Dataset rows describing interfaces
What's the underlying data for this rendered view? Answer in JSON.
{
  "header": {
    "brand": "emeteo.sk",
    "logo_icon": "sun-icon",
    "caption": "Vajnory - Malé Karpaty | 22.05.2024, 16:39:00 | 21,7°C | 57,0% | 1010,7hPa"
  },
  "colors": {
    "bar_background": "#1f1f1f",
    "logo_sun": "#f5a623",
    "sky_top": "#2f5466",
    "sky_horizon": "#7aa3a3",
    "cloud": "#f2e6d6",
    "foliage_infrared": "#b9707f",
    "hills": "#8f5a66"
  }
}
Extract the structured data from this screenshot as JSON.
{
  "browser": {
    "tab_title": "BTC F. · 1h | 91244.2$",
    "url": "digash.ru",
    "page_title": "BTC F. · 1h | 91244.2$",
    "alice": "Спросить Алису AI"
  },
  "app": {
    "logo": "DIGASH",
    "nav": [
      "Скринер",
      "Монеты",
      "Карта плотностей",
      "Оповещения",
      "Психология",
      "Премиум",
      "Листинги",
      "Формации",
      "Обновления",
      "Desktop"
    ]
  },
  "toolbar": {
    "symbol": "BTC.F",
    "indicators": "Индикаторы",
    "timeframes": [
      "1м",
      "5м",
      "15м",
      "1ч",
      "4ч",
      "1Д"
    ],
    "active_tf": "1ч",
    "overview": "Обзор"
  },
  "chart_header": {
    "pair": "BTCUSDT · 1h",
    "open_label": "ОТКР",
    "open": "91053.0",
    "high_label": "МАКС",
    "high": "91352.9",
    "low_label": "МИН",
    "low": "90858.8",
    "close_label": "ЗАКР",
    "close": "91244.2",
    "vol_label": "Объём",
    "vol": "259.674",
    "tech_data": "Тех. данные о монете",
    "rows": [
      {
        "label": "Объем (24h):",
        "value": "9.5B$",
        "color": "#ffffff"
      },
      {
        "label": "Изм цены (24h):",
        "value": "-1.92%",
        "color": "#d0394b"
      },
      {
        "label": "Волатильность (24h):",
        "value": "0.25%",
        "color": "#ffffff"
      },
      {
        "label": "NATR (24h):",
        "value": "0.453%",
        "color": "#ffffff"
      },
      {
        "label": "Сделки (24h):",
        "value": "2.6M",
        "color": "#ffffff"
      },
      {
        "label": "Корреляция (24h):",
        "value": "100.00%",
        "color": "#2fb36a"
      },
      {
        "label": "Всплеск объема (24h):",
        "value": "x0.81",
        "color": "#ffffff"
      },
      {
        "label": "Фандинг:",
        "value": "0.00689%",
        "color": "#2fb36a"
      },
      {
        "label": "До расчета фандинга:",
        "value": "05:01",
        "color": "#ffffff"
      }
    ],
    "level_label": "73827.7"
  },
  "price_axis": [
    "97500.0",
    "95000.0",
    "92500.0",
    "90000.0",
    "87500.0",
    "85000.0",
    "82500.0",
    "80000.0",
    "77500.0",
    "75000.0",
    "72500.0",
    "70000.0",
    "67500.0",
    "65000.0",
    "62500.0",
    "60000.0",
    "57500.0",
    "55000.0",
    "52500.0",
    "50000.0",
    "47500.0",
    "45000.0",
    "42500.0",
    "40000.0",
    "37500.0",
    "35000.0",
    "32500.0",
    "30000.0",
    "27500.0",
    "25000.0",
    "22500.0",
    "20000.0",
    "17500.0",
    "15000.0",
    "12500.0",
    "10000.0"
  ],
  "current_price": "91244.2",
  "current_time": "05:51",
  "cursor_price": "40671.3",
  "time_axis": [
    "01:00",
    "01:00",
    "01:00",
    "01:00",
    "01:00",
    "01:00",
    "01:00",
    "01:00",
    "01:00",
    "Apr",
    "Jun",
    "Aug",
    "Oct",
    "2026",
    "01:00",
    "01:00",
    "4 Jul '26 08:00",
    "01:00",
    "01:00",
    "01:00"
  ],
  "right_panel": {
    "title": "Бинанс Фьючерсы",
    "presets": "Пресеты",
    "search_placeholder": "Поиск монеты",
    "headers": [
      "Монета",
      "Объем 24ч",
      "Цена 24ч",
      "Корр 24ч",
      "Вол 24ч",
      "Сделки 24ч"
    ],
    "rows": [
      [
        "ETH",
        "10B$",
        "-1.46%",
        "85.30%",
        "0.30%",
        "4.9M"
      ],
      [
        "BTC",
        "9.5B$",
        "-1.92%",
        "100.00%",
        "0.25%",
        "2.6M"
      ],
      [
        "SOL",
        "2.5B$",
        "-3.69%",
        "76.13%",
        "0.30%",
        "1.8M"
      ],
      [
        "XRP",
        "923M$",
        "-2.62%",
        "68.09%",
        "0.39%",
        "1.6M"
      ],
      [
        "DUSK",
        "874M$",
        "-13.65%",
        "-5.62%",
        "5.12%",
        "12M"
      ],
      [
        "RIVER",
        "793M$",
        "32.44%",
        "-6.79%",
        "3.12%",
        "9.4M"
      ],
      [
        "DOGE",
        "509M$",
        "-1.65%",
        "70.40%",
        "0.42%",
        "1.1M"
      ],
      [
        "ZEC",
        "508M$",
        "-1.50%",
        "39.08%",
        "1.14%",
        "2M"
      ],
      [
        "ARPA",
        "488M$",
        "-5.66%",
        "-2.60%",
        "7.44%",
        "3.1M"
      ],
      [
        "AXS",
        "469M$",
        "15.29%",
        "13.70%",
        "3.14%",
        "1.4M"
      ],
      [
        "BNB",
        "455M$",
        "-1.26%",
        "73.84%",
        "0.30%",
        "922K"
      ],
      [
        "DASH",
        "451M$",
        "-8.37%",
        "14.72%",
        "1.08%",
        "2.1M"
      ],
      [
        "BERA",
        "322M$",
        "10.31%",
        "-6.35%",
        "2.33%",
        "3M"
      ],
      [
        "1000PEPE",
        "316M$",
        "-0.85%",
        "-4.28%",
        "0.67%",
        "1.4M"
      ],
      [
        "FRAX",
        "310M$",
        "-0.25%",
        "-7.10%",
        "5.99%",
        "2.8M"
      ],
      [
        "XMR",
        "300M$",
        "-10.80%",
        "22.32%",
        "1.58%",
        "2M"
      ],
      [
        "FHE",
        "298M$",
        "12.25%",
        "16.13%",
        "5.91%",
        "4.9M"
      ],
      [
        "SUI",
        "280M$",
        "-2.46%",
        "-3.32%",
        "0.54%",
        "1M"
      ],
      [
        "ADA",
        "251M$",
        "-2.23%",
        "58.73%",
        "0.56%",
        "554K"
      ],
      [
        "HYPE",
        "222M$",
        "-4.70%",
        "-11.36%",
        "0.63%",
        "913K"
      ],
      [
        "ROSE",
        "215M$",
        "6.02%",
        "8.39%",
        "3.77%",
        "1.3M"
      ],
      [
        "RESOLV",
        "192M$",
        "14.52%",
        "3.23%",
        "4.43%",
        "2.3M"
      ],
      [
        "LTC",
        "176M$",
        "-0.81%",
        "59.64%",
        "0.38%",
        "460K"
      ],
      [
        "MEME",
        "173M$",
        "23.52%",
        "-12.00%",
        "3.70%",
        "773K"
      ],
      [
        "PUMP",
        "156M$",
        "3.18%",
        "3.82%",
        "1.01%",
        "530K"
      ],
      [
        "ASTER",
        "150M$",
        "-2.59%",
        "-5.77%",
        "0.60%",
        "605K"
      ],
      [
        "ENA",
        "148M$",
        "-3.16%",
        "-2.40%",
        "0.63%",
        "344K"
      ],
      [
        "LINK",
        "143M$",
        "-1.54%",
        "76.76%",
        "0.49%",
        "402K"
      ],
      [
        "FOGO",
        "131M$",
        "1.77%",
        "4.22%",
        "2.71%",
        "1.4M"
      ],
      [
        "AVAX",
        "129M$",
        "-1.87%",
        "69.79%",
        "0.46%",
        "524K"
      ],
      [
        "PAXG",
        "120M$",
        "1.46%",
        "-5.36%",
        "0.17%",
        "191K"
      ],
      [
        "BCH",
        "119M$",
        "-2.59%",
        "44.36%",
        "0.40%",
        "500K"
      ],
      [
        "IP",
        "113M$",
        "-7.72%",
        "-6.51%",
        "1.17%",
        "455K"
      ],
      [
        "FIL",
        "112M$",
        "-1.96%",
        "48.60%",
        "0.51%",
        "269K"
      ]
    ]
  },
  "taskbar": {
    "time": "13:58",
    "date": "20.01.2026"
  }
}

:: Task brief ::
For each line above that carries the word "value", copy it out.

:: Result of the exercise ::
        "value": "9.5B$",
        "value": "-1.92%",
        "value": "0.25%",
        "value": "0.453%",
        "value": "2.6M",
        "value": "100.00%",
        "value": "x0.81",
        "value": "0.00689%",
        "value": "05:01",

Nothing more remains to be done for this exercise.